No one really believes that “when you have your health you have everything,” no one. When you have life, you have everything as long as you possibly can hold on.


Our grief, our painful teacher of teachers, is not an intellectual process.


Tears are not the same as thought, tears and thoughts comingle with feelings of despair, doubt, remorse, anger, and fear, to be grief, the reality that can only result from love.


For weeks, I love to look at the indentations on my couches after friends have sat there, I rarely straighten things up.


The wrinkles left in pillows, the crumbs on the carpet, sometimes empty bottles or cans, and smells, the smells that are left behind, all of this is irrational but, I’ll bet a pretty universal experience that is human and humanizing.


These are just some of the ways that we can think about that false divide that Descartes created and we can choose to live in ways that are more holistic, healthy, and fulfilling.


So why then are we giving tablets and computers to our kids to learn about life from?
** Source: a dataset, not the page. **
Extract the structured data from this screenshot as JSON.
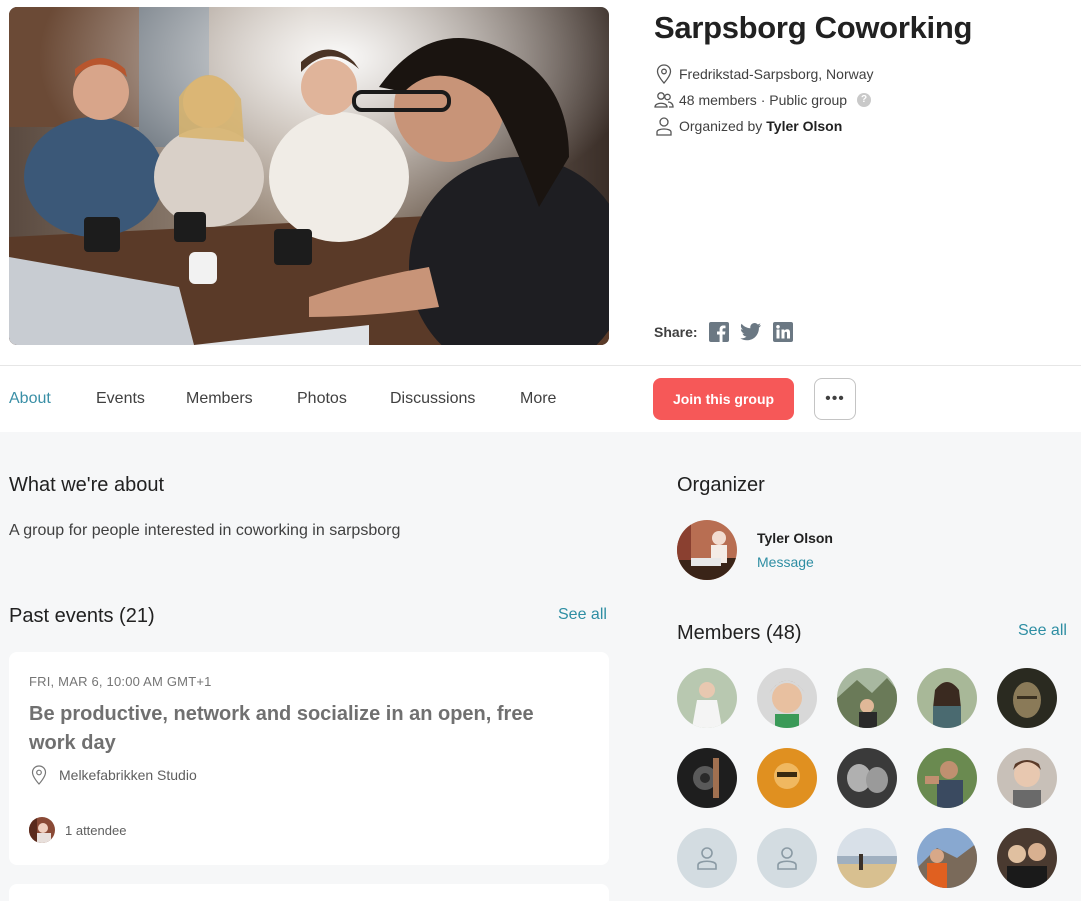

What ultimate good does a STEM based education do for anyone?


Every evening I like to walk down to my favorite park in Paris, I have talked about it before, I’ll sit for an hour or two.


The park is filled with little kids in a marvelous play area, young lovers on the grass, groups of friends sharing bottles of wine or pop or beer, old folks, like me, on benches on the periphery.


Occasionally, I will glance up and notice, that all of us, all of us, except the little kids, have a damn screen in front of our faces. 


In the lobby of the Louvre Museum there are hundreds, maybe, even, thousands of people, at any given time, and most of them are looking at screens in front of them, walking blissfully into one another because there is free and pretty good WIFI in the Louvre.


Looking at screens has benefits, no doubt, but it also has a very limiting downside. Screens raise barriers to human contact and interaction, physical and emotional and spiritual.


The screen filters the humanity of the interaction, it is nice to ‘face time” but isn’t it more fun to be with one another and maybe the desire or loneliness we feel when we are apart from those we care about teaches us something that we need to know and would like to know.


Maybe it teaches us at a very deep, but very real level, that physical presence is but one dimension of our relationship but there are other dimensions that keep us in touch that are just as real.


So, I am hardly a good spokesperson for Jesus but when he talks about eating his flesh and drinking his blood he does mean something, not anything. We will live forever, if we feast on his flesh and blood.




Deciphering that metaphor means that the Sunday Liturgy means more than the Catholic practice has let it mean. It means that somehow that language has got to find a way into our minds and our hearts and our eyes and ears and mouths and feet, every single body part.


The Sunday Liturgy should and can be an erotic experience in the fullest sense of the word. It should “taste” good and feel good.


Allowing the whole thing to be filtered through the experience of white, European, childless males for almost 2000 years, is a big, big mistake. Isn’t it?


I think Jesus relied on common sense and expected us to have the people who dissolved their bodies into our bodies, our mothers, take the lead in teaching the metaphor, but, alas!



Father Niblick